WORK INSTRUCTIONS:
Print each record exactly, with no word added or removed.

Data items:
Content starts

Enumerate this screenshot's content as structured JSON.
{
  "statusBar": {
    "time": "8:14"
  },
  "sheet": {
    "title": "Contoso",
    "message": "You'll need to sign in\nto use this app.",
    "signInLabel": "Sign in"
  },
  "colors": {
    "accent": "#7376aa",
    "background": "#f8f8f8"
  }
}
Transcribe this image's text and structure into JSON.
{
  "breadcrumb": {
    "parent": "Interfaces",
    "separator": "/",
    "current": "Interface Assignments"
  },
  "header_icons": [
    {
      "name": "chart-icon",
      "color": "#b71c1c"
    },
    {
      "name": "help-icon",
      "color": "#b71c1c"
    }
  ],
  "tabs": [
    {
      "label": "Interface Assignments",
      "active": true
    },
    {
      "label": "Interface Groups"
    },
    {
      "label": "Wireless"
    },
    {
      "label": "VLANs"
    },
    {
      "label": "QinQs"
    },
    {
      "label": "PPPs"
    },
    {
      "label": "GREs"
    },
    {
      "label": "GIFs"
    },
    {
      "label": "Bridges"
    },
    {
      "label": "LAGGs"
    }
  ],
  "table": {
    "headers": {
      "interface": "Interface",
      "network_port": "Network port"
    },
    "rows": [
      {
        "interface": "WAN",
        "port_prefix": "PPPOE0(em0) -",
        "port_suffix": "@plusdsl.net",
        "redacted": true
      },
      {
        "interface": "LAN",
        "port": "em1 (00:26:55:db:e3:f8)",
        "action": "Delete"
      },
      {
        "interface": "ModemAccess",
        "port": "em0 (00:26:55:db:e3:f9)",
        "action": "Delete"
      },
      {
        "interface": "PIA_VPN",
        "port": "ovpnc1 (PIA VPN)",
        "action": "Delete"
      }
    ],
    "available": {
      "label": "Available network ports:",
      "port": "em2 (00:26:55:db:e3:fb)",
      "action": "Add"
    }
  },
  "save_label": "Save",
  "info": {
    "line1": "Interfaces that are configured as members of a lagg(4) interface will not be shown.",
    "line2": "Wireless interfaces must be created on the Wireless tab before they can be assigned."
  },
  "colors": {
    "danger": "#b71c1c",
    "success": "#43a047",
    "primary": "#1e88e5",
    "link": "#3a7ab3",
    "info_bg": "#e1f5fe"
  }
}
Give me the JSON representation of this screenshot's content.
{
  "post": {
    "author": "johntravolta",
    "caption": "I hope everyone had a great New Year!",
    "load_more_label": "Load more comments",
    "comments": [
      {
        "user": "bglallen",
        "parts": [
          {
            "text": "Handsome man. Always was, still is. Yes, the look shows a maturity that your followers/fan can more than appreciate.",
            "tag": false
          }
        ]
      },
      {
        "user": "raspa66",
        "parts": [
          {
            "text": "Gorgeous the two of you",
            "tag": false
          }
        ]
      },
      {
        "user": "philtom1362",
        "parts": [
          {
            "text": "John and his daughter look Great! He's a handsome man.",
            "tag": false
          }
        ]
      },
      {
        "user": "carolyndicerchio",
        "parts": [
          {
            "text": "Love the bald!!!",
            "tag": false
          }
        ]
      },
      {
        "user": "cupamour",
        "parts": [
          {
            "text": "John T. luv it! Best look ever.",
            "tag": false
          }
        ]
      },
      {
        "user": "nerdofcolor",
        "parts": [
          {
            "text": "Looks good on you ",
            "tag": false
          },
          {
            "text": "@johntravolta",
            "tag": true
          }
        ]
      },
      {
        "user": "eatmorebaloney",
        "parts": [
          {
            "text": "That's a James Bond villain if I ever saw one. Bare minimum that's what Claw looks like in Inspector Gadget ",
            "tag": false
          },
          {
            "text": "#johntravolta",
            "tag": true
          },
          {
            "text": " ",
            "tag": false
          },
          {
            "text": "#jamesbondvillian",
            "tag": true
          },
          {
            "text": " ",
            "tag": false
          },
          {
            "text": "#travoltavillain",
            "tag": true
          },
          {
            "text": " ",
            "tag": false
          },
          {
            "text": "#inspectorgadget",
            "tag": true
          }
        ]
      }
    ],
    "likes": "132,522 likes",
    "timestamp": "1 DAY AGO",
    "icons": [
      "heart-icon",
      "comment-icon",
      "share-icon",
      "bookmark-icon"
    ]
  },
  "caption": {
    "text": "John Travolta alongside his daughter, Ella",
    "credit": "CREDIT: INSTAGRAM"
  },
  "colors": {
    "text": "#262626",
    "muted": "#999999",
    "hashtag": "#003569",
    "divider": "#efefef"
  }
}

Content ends

ANSWER TO THIS EXERCISE:
Enumerate this screenshot's content as structured JSON.
{
  "statusBar": {
    "time": "8:14"
  },
  "sheet": {
    "title": "Contoso",
    "message": "You'll need to sign in\nto use this app.",
    "signInLabel": "Sign in"
  },
  "colors": {
    "accent": "#7376aa",
    "background": "#f8f8f8"
  }
}
Transcribe this image's text and structure into JSON.
{
  "breadcrumb": {
    "parent": "Interfaces",
    "separator": "/",
    "current": "Interface Assignments"
  },
  "header_icons": [
    {
      "name": "chart-icon",
      "color": "#b71c1c"
    },
    {
      "name": "help-icon",
      "color": "#b71c1c"
    }
  ],
  "tabs": [
    {
      "label": "Interface Assignments",
      "active": true
    },
    {
      "label": "Interface Groups"
    },
    {
      "label": "Wireless"
    },
    {
      "label": "VLANs"
    },
    {
      "label": "QinQs"
    },
    {
      "label": "PPPs"
    },
    {
      "label": "GREs"
    },
    {
      "label": "GIFs"
    },
    {
      "label": "Bridges"
    },
    {
      "label": "LAGGs"
    }
  ],
  "table": {
    "headers": {
      "interface": "Interface",
      "network_port": "Network port"
    },
    "rows": [
      {
        "interface": "WAN",
        "port_prefix": "PPPOE0(em0) -",
        "port_suffix": "@plusdsl.net",
        "redacted": true
      },
      {
        "interface": "LAN",
        "port": "em1 (00:26:55:db:e3:f8)",
        "action": "Delete"
      },
      {
        "interface": "ModemAccess",
        "port": "em0 (00:26:55:db:e3:f9)",
        "action": "Delete"
      },
      {
        "interface": "PIA_VPN",
        "port": "ovpnc1 (PIA VPN)",
        "action": "Delete"
      }
    ],
    "available": {
      "label": "Available network ports:",
      "port": "em2 (00:26:55:db:e3:fb)",
      "action": "Add"
    }
  },
  "save_label": "Save",
  "info": {
    "line1": "Interfaces that are configured as members of a lagg(4) interface will not be shown.",
    "line2": "Wireless interfaces must be created on the Wireless tab before they can be assigned."
  },
  "colors": {
    "danger": "#b71c1c",
    "success": "#43a047",
    "primary": "#1e88e5",
    "link": "#3a7ab3",
    "info_bg": "#e1f5fe"
  }
}
Give me the JSON representation of this screenshot's content.
{
  "post": {
    "author": "johntravolta",
    "caption": "I hope everyone had a great New Year!",
    "load_more_label": "Load more comments",
    "comments": [
      {
        "user": "bglallen",
        "parts": [
          {
            "text": "Handsome man. Always was, still is. Yes, the look shows a maturity that your followers/fan can more than appreciate.",
            "tag": false
          }
        ]
      },
      {
        "user": "raspa66",
        "parts": [
          {
            "text": "Gorgeous the two of you",
            "tag": false
          }
        ]
      },
      {
        "user": "philtom1362",
        "parts": [
          {
            "text": "John and his daughter look Great! He's a handsome man.",
            "tag": false
          }
        ]
      },
      {
        "user": "carolyndicerchio",
        "parts": [
          {
            "text": "Love the bald!!!",
            "tag": false
          }
        ]
      },
      {
        "user": "cupamour",
        "parts": [
          {
            "text": "John T. luv it! Best look ever.",
            "tag": false
          }
        ]
      },
      {
        "user": "nerdofcolor",
        "parts": [
          {
            "text": "Looks good on you ",
            "tag": false
          },
          {
            "text": "@johntravolta",
            "tag": true
          }
        ]
      },
      {
        "user": "eatmorebaloney",
        "parts": [
          {
            "text": "That's a James Bond villain if I ever saw one. Bare minimum that's what Claw looks like in Inspector Gadget ",
            "tag": false
          },
          {
            "text": "#johntravolta",
            "tag": true
          },
          {
            "text": " ",
            "tag": false
          },
          {
            "text": "#jamesbondvillian",
            "tag": true
          },
          {
            "text": " ",
            "tag": false
          },
          {
            "text": "#travoltavillain",
            "tag": true
          },
          {
            "text": " ",
            "tag": false
          },
          {
            "text": "#inspectorgadget",
            "tag": true
          }
        ]
      }
    ],
    "likes": "132,522 likes",
    "timestamp": "1 DAY AGO",
    "icons": [
      "heart-icon",
      "comment-icon",
      "share-icon",
      "bookmark-icon"
    ]
  },
  "caption": {
    "text": "John Travolta alongside his daughter, Ella",
    "credit": "CREDIT: INSTAGRAM"
  },
  "colors": {
    "text": "#262626",
    "muted": "#999999",
    "hashtag": "#003569",
    "divider": "#efefef"
  }
}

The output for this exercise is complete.